BEGIN LISTED RECORDS

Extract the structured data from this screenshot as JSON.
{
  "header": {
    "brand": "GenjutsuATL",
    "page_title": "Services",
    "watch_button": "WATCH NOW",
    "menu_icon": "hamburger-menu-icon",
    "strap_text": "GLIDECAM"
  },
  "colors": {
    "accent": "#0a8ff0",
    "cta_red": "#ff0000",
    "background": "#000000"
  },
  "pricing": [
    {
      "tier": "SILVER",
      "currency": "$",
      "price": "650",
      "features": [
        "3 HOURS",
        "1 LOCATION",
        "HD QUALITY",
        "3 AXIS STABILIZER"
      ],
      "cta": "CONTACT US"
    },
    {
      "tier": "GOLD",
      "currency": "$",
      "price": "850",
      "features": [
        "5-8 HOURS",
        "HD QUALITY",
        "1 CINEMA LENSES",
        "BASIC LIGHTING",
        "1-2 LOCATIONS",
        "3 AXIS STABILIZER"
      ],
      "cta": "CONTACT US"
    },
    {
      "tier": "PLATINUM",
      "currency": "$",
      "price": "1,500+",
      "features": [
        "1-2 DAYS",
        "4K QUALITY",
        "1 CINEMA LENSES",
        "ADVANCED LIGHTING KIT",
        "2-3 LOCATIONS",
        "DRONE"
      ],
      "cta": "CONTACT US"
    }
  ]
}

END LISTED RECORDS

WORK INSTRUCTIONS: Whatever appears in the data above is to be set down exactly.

TASK OUTPUT:
Extract the structured data from this screenshot as JSON.
{
  "header": {
    "brand": "GenjutsuATL",
    "page_title": "Services",
    "watch_button": "WATCH NOW",
    "menu_icon": "hamburger-menu-icon",
    "strap_text": "GLIDECAM"
  },
  "colors": {
    "accent": "#0a8ff0",
    "cta_red": "#ff0000",
    "background": "#000000"
  },
  "pricing": [
    {
      "tier": "SILVER",
      "currency": "$",
      "price": "650",
      "features": [
        "3 HOURS",
        "1 LOCATION",
        "HD QUALITY",
        "3 AXIS STABILIZER"
      ],
      "cta": "CONTACT US"
    },
    {
      "tier": "GOLD",
      "currency": "$",
      "price": "850",
      "features": [
        "5-8 HOURS",
        "HD QUALITY",
        "1 CINEMA LENSES",
        "BASIC LIGHTING",
        "1-2 LOCATIONS",
        "3 AXIS STABILIZER"
      ],
      "cta": "CONTACT US"
    },
    {
      "tier": "PLATINUM",
      "currency": "$",
      "price": "1,500+",
      "features": [
        "1-2 DAYS",
        "4K QUALITY",
        "1 CINEMA LENSES",
        "ADVANCED LIGHTING KIT",
        "2-3 LOCATIONS",
        "DRONE"
      ],
      "cta": "CONTACT US"
    }
  ]
}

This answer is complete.